10,000 WORDS – By Elana Zak
Editor’s Note: This is the second part of a post from 10,000 Words. Find the first one here which included the Guardian’s Data Blog, Pro Publica and your very own Data Journalism Blog…
Last week, I started a list of six data journalism blogs you should take note of. The post stemmed from a project some journalists are leading to develop a data-driven journalism handbook that covers all aspects of the field. This weekend, thanks to a massive effort by attendees at the Mozilla Festival in London, the project morphed from the bare bones of an idea into something very tangible.
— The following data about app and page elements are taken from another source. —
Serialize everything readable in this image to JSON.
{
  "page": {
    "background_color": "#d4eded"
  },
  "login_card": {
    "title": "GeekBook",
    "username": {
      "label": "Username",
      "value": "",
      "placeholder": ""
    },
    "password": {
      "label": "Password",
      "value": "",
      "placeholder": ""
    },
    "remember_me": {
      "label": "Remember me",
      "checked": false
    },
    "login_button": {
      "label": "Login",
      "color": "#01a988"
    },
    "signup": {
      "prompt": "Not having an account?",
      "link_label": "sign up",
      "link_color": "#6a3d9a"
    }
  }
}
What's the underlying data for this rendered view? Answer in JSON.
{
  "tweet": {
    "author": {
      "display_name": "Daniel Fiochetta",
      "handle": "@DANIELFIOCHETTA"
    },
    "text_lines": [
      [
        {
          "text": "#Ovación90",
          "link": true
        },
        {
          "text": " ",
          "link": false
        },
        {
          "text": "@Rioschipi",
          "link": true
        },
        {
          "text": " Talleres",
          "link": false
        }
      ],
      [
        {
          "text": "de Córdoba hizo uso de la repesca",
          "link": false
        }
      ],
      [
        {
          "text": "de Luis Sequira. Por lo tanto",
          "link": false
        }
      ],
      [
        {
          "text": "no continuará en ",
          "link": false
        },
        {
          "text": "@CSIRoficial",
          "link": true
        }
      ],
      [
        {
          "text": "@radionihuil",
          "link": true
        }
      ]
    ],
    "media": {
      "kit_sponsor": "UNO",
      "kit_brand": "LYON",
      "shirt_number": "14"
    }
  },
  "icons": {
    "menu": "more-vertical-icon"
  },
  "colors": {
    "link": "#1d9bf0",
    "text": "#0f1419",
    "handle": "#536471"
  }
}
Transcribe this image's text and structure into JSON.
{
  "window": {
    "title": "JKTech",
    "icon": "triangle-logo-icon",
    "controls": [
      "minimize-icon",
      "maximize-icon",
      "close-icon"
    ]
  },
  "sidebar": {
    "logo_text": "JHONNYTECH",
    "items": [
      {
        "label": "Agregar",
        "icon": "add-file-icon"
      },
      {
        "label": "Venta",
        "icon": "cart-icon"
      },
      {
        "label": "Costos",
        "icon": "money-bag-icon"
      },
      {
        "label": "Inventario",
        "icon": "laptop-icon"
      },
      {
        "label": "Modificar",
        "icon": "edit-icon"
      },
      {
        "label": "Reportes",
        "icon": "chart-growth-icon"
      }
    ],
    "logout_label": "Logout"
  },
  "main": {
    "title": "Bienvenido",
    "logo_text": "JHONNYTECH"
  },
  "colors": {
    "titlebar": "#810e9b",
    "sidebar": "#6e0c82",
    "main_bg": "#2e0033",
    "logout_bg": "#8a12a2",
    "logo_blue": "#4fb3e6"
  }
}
In just two days, 55 contributors, from organizations such as the New York Times, the Guardian and Medill School of Journalism, were able to draft 60 pages, 20,000 words, and six chapters of the handbook. The goal is to have a comprehensive draft completed by the end of the year, said Liliana Bounegru of the European Journalism Centre, which is co-sponsoring production of the handbook. If you’re interested in contributing, email Bounegru at firstname.lastname@example.org. You can see what the group has so far atbit.ly/ddjbook.
Since the handbook is still being tweaked, why not check out these data journalism blogs?
Like the Guardian, the New York Times is widely known for its spectacular use of data journalism and news apps. Open is written by the news organization’s developers, highlighting hacking events and describing general news of interest to the bloggers.
The Los Angeles Times is at the forefront of data journalism, with its Data Desk blog covering topics from crime to the Lakers to vehicle complaints. Everything on the site is a great example of how to use data to find and craft stories that will matter to your readers. One project I highly recommend you take a look at is mapping LA’s neighborhoods. It is something that could be replicated in almost any town and would grab your audience’s’ attention.
News Apps Blog
The News Apps blog is where developers from the Chicago Tribune discuss “matters of interest” and give their tips and suggestions on how to make some of the stunning maps and apps that appear in the paper. This is one of, if not the, place to go to see what experts in the field are talking about.
Image from the Data Journalism Handbook presentation.